Data about app and page elements
══════════════════════════════

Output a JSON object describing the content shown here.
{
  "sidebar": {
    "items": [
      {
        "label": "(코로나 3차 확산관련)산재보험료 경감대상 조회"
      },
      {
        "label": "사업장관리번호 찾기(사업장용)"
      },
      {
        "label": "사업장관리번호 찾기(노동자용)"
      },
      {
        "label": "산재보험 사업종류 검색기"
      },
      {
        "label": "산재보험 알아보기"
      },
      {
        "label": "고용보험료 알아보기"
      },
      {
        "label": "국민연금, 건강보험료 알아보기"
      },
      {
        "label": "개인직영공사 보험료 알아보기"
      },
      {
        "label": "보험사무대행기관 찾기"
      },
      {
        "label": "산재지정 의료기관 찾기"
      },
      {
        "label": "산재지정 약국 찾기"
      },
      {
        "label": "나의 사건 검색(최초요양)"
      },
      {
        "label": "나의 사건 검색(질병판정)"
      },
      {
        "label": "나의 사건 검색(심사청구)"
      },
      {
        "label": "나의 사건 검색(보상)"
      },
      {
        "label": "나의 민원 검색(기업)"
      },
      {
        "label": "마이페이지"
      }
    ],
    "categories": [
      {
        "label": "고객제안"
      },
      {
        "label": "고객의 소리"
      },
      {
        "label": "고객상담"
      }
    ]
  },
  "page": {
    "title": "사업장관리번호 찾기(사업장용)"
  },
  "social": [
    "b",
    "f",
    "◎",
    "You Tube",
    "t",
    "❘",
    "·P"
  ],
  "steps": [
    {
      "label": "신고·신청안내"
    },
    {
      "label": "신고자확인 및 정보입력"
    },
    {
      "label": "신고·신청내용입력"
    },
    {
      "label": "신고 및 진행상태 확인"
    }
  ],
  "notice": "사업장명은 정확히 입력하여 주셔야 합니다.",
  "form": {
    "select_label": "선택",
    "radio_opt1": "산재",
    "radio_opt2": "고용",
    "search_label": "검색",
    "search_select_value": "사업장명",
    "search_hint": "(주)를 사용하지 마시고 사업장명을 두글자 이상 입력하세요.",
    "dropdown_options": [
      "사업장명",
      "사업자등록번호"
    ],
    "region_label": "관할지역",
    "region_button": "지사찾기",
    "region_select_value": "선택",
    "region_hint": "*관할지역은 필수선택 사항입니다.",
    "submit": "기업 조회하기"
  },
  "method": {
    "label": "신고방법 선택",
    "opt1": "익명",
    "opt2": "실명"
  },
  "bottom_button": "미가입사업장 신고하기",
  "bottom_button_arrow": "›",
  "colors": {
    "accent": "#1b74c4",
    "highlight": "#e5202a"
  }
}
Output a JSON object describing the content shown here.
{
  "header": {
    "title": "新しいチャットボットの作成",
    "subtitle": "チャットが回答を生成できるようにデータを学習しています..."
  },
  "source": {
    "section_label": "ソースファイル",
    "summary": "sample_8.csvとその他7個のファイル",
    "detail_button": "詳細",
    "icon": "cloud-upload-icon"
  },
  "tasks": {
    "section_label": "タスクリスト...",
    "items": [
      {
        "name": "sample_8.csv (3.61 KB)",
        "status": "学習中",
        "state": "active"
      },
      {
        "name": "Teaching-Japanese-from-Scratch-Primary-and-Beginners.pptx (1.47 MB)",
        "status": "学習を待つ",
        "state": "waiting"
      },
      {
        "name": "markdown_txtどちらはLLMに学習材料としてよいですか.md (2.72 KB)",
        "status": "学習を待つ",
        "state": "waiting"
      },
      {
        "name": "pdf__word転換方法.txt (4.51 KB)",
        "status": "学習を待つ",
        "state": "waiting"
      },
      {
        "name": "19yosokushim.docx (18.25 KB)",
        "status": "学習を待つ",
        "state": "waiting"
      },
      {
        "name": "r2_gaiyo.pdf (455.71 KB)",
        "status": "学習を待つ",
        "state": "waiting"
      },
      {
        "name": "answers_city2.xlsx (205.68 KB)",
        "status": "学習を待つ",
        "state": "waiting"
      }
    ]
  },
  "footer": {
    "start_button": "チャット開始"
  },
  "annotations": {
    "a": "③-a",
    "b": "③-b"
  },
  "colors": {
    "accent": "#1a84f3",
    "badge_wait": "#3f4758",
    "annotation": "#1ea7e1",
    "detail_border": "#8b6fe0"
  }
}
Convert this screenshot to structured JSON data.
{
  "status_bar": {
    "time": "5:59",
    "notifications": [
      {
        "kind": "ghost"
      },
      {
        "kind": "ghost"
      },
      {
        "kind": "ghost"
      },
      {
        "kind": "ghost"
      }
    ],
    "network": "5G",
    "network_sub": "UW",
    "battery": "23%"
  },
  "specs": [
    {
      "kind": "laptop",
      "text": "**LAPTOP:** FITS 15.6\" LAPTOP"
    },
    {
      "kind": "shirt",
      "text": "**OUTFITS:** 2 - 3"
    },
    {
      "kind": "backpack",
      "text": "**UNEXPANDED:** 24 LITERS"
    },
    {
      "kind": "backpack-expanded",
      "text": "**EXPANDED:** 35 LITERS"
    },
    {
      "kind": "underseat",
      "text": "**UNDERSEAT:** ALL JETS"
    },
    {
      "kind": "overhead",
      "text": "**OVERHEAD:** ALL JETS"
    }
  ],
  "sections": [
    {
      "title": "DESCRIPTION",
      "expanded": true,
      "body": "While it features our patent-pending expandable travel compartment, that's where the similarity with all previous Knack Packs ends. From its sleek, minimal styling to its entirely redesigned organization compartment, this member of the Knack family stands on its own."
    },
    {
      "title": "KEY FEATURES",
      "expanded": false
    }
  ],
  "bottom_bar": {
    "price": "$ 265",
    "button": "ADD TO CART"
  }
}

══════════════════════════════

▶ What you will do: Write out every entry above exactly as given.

▶ Answer to the exercise:
Output a JSON object describing the content shown here.
{
  "sidebar": {
    "items": [
      {
        "label": "(코로나 3차 확산관련)산재보험료 경감대상 조회"
      },
      {
        "label": "사업장관리번호 찾기(사업장용)"
      },
      {
        "label": "사업장관리번호 찾기(노동자용)"
      },
      {
        "label": "산재보험 사업종류 검색기"
      },
      {
        "label": "산재보험 알아보기"
      },
      {
        "label": "고용보험료 알아보기"
      },
      {
        "label": "국민연금, 건강보험료 알아보기"
      },
      {
        "label": "개인직영공사 보험료 알아보기"
      },
      {
        "label": "보험사무대행기관 찾기"
      },
      {
        "label": "산재지정 의료기관 찾기"
      },
      {
        "label": "산재지정 약국 찾기"
      },
      {
        "label": "나의 사건 검색(최초요양)"
      },
      {
        "label": "나의 사건 검색(질병판정)"
      },
      {
        "label": "나의 사건 검색(심사청구)"
      },
      {
        "label": "나의 사건 검색(보상)"
      },
      {
        "label": "나의 민원 검색(기업)"
      },
      {
        "label": "마이페이지"
      }
    ],
    "categories": [
      {
        "label": "고객제안"
      },
      {
        "label": "고객의 소리"
      },
      {
        "label": "고객상담"
      }
    ]
  },
  "page": {
    "title": "사업장관리번호 찾기(사업장용)"
  },
  "social": [
    "b",
    "f",
    "◎",
    "You Tube",
    "t",
    "❘",
    "·P"
  ],
  "steps": [
    {
      "label": "신고·신청안내"
    },
    {
      "label": "신고자확인 및 정보입력"
    },
    {
      "label": "신고·신청내용입력"
    },
    {
      "label": "신고 및 진행상태 확인"
    }
  ],
  "notice": "사업장명은 정확히 입력하여 주셔야 합니다.",
  "form": {
    "select_label": "선택",
    "radio_opt1": "산재",
    "radio_opt2": "고용",
    "search_label": "검색",
    "search_select_value": "사업장명",
    "search_hint": "(주)를 사용하지 마시고 사업장명을 두글자 이상 입력하세요.",
    "dropdown_options": [
      "사업장명",
      "사업자등록번호"
    ],
    "region_label": "관할지역",
    "region_button": "지사찾기",
    "region_select_value": "선택",
    "region_hint": "*관할지역은 필수선택 사항입니다.",
    "submit": "기업 조회하기"
  },
  "method": {
    "label": "신고방법 선택",
    "opt1": "익명",
    "opt2": "실명"
  },
  "bottom_button": "미가입사업장 신고하기",
  "bottom_button_arrow": "›",
  "colors": {
    "accent": "#1b74c4",
    "highlight": "#e5202a"
  }
}
Output a JSON object describing the content shown here.
{
  "header": {
    "title": "新しいチャットボットの作成",
    "subtitle": "チャットが回答を生成できるようにデータを学習しています..."
  },
  "source": {
    "section_label": "ソースファイル",
    "summary": "sample_8.csvとその他7個のファイル",
    "detail_button": "詳細",
    "icon": "cloud-upload-icon"
  },
  "tasks": {
    "section_label": "タスクリスト...",
    "items": [
      {
        "name": "sample_8.csv (3.61 KB)",
        "status": "学習中",
        "state": "active"
      },
      {
        "name": "Teaching-Japanese-from-Scratch-Primary-and-Beginners.pptx (1.47 MB)",
        "status": "学習を待つ",
        "state": "waiting"
      },
      {
        "name": "markdown_txtどちらはLLMに学習材料としてよいですか.md (2.72 KB)",
        "status": "学習を待つ",
        "state": "waiting"
      },
      {
        "name": "pdf__word転換方法.txt (4.51 KB)",
        "status": "学習を待つ",
        "state": "waiting"
      },
      {
        "name": "19yosokushim.docx (18.25 KB)",
        "status": "学習を待つ",
        "state": "waiting"
      },
      {
        "name": "r2_gaiyo.pdf (455.71 KB)",
        "status": "学習を待つ",
        "state": "waiting"
      },
      {
        "name": "answers_city2.xlsx (205.68 KB)",
        "status": "学習を待つ",
        "state": "waiting"
      }
    ]
  },
  "footer": {
    "start_button": "チャット開始"
  },
  "annotations": {
    "a": "③-a",
    "b": "③-b"
  },
  "colors": {
    "accent": "#1a84f3",
    "badge_wait": "#3f4758",
    "annotation": "#1ea7e1",
    "detail_border": "#8b6fe0"
  }
}
Convert this screenshot to structured JSON data.
{
  "status_bar": {
    "time": "5:59",
    "notifications": [
      {
        "kind": "ghost"
      },
      {
        "kind": "ghost"
      },
      {
        "kind": "ghost"
      },
      {
        "kind": "ghost"
      }
    ],
    "network": "5G",
    "network_sub": "UW",
    "battery": "23%"
  },
  "specs": [
    {
      "kind": "laptop",
      "text": "**LAPTOP:** FITS 15.6\" LAPTOP"
    },
    {
      "kind": "shirt",
      "text": "**OUTFITS:** 2 - 3"
    },
    {
      "kind": "backpack",
      "text": "**UNEXPANDED:** 24 LITERS"
    },
    {
      "kind": "backpack-expanded",
      "text": "**EXPANDED:** 35 LITERS"
    },
    {
      "kind": "underseat",
      "text": "**UNDERSEAT:** ALL JETS"
    },
    {
      "kind": "overhead",
      "text": "**OVERHEAD:** ALL JETS"
    }
  ],
  "sections": [
    {
      "title": "DESCRIPTION",
      "expanded": true,
      "body": "While it features our patent-pending expandable travel compartment, that's where the similarity with all previous Knack Packs ends. From its sleek, minimal styling to its entirely redesigned organization compartment, this member of the Knack family stands on its own."
    },
    {
      "title": "KEY FEATURES",
      "expanded": false
    }
  ],
  "bottom_bar": {
    "price": "$ 265",
    "button": "ADD TO CART"
  }
}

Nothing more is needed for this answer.